THE praise that has been accorded to Donne's writings by three centuries of his admirers is not more remarkable than the contempt in which they have been held by his detractors. No English writer has provoked such passionate like and dislike, for Donne more than any of his contemporaries has suffered from the vagaries of that changeable and elusive spirit, Taste. The elegies printed after his death bear witness to the popularity he enjoyed, both as a poet and as a divine, and to the end of the seventeenth century his influence as a writer in the "metaphysical style" can be traced in the work of poets and poetasters alike. This influence, though widespread, was never deep, for the turbid flood of mediæval thought and feeling that flows through Donne's writings dwindled into mere rivulets as the century advanced and in the end disappeared altogether. Donne was the last great disciple of scholasticism, of those dark esoteric beliefs that the "new philosophy," as he described the scientific renascence of the early seventeenth century, was to "call in doubt." When Donne died the heritage of the Middle Ages passed to no heir; "Death's Duell" was, as it were, a final claim to that title, its preaching a landmark in the transition of the old world into a new.

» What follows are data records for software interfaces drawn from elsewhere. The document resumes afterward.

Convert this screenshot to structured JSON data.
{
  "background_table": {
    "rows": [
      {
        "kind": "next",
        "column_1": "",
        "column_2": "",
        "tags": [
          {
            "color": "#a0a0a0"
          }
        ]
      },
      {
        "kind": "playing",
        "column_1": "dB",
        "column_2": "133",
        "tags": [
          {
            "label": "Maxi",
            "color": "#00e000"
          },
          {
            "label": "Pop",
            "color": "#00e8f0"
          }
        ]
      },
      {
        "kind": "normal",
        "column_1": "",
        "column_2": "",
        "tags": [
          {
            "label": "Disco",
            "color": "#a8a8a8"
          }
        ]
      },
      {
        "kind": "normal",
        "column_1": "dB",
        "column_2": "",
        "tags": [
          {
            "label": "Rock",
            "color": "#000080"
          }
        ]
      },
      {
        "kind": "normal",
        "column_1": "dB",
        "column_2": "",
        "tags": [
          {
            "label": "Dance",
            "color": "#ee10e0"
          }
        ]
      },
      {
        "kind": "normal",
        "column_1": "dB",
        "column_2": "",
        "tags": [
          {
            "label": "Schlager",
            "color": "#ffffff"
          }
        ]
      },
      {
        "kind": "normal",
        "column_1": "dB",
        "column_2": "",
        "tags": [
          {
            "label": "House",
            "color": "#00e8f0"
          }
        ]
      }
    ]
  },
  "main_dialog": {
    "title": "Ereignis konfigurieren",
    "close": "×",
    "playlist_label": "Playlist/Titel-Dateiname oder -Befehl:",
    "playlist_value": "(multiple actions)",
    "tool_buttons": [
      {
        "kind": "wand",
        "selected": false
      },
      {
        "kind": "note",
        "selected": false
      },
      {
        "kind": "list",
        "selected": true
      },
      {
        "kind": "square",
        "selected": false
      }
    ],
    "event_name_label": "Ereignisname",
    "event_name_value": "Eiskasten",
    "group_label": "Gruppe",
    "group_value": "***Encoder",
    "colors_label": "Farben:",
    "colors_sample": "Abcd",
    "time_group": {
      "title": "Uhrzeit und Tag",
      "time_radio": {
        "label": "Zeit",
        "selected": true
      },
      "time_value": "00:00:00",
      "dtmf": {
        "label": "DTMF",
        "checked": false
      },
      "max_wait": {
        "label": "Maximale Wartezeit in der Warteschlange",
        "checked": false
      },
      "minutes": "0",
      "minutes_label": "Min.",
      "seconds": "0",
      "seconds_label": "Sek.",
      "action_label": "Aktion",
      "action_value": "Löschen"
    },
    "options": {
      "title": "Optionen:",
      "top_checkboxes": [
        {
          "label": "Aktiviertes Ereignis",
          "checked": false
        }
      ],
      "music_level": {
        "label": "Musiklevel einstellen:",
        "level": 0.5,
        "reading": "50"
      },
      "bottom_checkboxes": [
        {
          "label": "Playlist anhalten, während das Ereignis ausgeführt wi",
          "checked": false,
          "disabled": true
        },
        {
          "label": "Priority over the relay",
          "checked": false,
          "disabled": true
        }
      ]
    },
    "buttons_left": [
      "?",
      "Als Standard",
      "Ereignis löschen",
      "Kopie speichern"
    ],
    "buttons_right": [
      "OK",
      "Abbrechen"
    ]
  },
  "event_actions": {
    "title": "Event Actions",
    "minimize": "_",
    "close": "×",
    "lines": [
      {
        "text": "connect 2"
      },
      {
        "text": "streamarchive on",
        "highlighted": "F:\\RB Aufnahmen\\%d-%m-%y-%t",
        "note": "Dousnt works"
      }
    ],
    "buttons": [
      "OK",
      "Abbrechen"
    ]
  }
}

In the Augustan age Donne was barely remembered in Pope's version of his Satires, and in Johnson Life of Cowley. Appreciation of his peculiar and brilliant gifts seemed lost until Coleridge and De Quincey attempted to renew it during one of those revolutions in taste, more puzzling to the critic, than any political upheaval to the historian--the Romantic revival. Yet